## Component data from apps and pages
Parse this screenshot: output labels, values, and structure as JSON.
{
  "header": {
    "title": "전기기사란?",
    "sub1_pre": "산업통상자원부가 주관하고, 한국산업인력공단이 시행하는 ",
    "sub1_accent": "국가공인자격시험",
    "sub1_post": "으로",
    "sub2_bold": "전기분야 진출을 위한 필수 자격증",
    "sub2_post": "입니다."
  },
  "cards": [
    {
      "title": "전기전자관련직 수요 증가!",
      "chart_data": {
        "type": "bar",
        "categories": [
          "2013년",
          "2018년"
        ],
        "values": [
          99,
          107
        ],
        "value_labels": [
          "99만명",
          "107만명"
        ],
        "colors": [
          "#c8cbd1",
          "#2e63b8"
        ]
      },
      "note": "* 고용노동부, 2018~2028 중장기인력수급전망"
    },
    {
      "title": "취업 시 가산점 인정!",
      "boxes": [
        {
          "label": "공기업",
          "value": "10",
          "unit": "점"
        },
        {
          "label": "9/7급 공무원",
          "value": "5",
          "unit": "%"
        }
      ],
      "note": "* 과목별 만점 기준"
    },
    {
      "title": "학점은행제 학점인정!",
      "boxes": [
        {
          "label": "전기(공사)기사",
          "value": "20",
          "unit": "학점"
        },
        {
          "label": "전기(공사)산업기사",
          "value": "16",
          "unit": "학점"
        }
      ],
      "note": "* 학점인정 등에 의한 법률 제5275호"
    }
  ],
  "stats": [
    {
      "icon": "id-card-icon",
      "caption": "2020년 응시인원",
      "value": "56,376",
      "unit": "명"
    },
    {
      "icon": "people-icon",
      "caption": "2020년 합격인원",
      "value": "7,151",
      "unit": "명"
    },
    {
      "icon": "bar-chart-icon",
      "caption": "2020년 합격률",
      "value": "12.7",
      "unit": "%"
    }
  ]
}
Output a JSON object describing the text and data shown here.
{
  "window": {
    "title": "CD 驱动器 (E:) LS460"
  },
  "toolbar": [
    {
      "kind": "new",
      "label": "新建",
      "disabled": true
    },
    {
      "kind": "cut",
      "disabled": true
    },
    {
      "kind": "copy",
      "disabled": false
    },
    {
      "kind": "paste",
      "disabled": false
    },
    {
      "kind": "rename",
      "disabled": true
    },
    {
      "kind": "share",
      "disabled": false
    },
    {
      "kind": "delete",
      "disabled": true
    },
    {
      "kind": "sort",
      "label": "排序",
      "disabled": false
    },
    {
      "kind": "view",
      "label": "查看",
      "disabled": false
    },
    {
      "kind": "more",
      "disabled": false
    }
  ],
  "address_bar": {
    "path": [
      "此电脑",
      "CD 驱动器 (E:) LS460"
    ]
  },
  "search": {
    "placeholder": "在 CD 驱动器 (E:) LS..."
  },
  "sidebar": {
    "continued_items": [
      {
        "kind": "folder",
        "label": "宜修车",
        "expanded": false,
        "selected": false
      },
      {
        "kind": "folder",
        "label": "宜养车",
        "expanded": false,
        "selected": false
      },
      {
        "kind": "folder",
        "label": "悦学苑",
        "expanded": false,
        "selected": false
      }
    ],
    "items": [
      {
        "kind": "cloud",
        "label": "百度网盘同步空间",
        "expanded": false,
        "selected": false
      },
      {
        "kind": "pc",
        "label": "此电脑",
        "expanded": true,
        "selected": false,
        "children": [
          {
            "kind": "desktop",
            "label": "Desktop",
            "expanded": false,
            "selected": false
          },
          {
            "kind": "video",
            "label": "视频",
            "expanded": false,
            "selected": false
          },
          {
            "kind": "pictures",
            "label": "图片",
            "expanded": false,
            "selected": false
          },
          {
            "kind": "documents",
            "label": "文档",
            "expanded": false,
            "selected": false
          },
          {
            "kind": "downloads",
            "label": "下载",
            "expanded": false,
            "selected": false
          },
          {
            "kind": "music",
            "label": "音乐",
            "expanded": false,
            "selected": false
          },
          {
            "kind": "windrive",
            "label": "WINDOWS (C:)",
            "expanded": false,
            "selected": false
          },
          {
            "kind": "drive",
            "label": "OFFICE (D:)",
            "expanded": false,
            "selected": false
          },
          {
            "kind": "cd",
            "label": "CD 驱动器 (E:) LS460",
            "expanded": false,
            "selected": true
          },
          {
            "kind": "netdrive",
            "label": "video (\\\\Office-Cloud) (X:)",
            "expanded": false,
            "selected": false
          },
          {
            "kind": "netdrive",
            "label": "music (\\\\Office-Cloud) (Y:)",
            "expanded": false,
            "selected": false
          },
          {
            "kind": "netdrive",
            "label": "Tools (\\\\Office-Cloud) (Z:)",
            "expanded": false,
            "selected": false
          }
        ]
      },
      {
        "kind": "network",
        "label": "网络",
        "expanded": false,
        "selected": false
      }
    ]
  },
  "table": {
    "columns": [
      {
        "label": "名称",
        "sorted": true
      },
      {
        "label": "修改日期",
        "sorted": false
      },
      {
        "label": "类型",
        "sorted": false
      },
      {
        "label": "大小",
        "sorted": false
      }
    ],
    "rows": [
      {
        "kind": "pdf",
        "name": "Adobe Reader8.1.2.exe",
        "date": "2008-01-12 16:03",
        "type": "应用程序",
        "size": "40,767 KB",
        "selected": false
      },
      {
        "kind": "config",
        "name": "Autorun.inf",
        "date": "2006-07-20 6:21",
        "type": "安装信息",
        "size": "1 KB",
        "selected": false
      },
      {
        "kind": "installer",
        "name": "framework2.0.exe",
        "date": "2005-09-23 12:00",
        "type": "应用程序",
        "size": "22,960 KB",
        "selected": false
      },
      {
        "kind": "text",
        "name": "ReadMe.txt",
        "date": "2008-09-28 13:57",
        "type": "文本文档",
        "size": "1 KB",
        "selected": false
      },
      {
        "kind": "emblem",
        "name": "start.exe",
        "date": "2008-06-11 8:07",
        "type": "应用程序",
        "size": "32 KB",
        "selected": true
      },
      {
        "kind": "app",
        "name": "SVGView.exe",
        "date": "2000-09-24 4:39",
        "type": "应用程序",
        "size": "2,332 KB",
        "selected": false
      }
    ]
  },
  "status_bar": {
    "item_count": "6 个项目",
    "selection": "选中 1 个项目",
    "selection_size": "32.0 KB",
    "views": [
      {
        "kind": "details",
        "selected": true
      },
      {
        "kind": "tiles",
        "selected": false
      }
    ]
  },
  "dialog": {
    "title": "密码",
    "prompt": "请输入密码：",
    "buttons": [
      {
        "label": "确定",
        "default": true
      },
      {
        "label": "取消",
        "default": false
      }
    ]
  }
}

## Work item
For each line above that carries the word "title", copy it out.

## Solution to the problem
    "title": "전기기사란?",
      "title": "전기전자관련직 수요 증가!",
      "title": "취업 시 가산점 인정!",
      "title": "학점은행제 학점인정!",
    "title": "CD 驱动器 (E:) LS460"
    "title": "密码",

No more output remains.